Bill Pelke is the founder of the Journey of Hope. He appeared on Democracy Now, earlier today. Video of, "Sister Helen Prejean & Bill Pelke on Freeing the Death Row Prisoner Who Killed Pelke’s Grandmother," is available at the link.
In a remarkable story on the journey from grief to forgiveness, Bill Pelke joins us along with renowned activist and "Dead Man Walking" author Sister Helen Prejean to discuss the latest victory for the movement against the death penalty.
On Monday, the state of Indiana freed Paula Cooper, the Indiana woman convicted for the 1985 murder of Pelke’s grandmother, elderly bible school teacher Ruth Pelke, in Gary, Indiana. At the time Cooper became the youngest person on death row. She had been the victim of child abuse and had attended 10 different schools by the time of her arrest. Her case galvanized human rights activists and death penalty opponents around the world, including Bill Pelke himself.
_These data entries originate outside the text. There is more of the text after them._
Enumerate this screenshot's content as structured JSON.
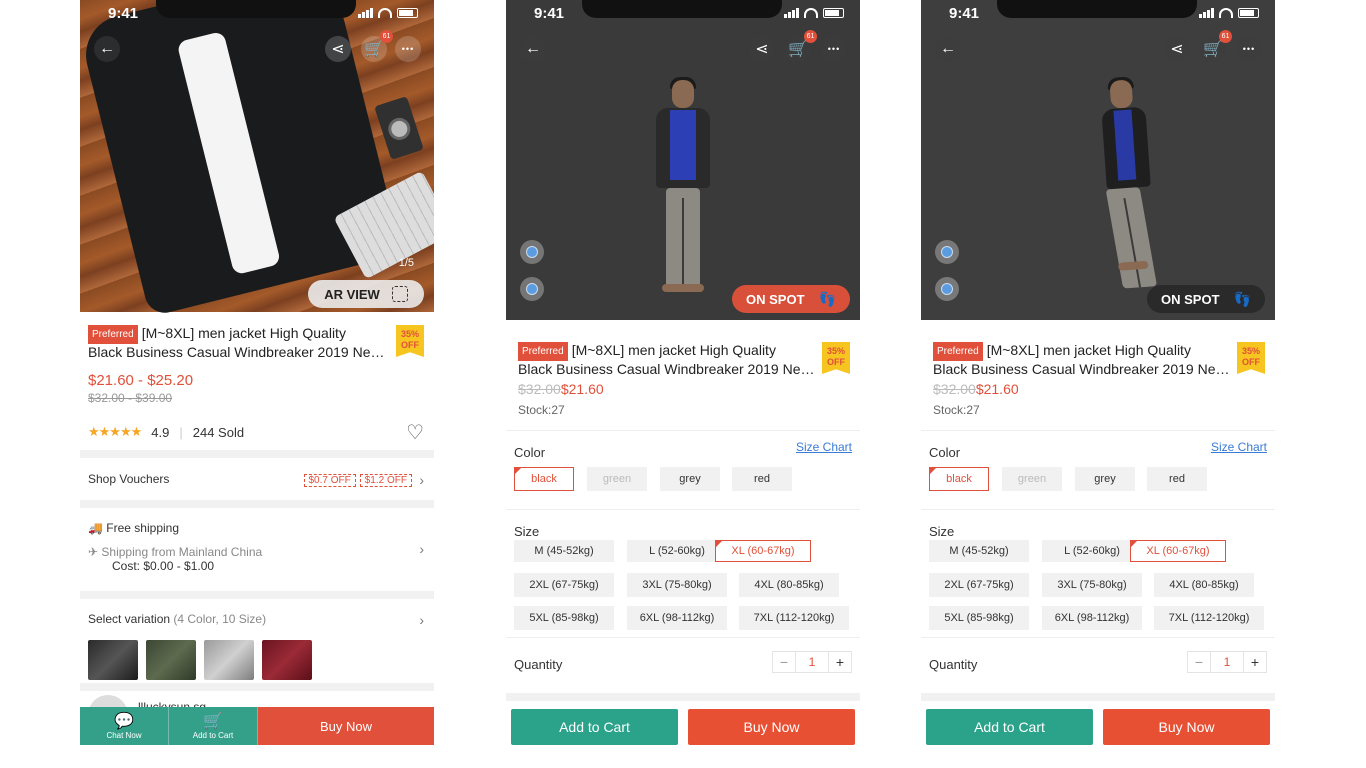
{
  "status": {
    "time": "9:41"
  },
  "cart_count": "61",
  "product": {
    "preferred": "Preferred",
    "title_line1": "[M~8XL] men jacket High Quality",
    "title_line2": "Black Business Casual Windbreaker 2019 New...",
    "off_badge_pct": "35%",
    "off_badge_text": "OFF"
  },
  "listing": {
    "image_index": "1/5",
    "ar_view": "AR VIEW",
    "price_range": "$21.60 - $25.20",
    "old_price_range": "$32.00 - $39.00",
    "rating": "4.9",
    "sold": "244 Sold",
    "shop_vouchers": "Shop Vouchers",
    "voucher1": "$0.7 OFF",
    "voucher2": "$1.2 OFF",
    "free_shipping": "Free shipping",
    "shipping_from": "Shipping from Mainland China",
    "cost": "Cost: $0.00 - $1.00",
    "select_variation": "Select variation",
    "variation_count": "(4 Color, 10 Size)",
    "seller": "llluckysun.sg",
    "chat_now": "Chat Now",
    "add_to_cart_small": "Add to Cart",
    "buy_now": "Buy Now"
  },
  "ar": {
    "on_spot": "ON SPOT",
    "old_price": "$32.00",
    "price": "$21.60",
    "stock": "Stock:27",
    "color_label": "Color",
    "size_chart": "Size Chart",
    "colors": [
      "black",
      "green",
      "grey",
      "red"
    ],
    "size_label": "Size",
    "sizes": [
      "M (45-52kg)",
      "L (52-60kg)",
      "XL (60-67kg)",
      "2XL (67-75kg)",
      "3XL (75-80kg)",
      "4XL (80-85kg)",
      "5XL (85-98kg)",
      "6XL (98-112kg)",
      "7XL (112-120kg)"
    ],
    "quantity_label": "Quantity",
    "quantity": "1",
    "minus": "−",
    "plus": "+",
    "add_to_cart": "Add to Cart",
    "buy_now": "Buy Now"
  },
  "colors": {
    "accent": "#e0503a",
    "green": "#2ba38a",
    "badge": "#f7c520",
    "link": "#3a7bd5"
  },
  "icons": [
    "back-arrow-icon",
    "share-icon",
    "cart-icon",
    "more-icon",
    "heart-icon",
    "chevron-right-icon",
    "truck-icon",
    "plane-icon",
    "chat-icon",
    "rotate-icon",
    "search-icon",
    "footprints-icon",
    "ar-cube-icon"
  ]
}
Partnering with Sister Helen, he campaigned against the death penalty and plead for Cooper to be granted clemency.
"I became convinced beyond a shadow of a doubt that my grandmother would have been appalled by the fact that this girl was on death row," Pelke recalls. "I was convinced she would have had love for Paula Cooper and her family. I felt she wanted some of my family to have that same sort of love and compassion."
Earlier coverage of Paula Cooper's release begins at the link.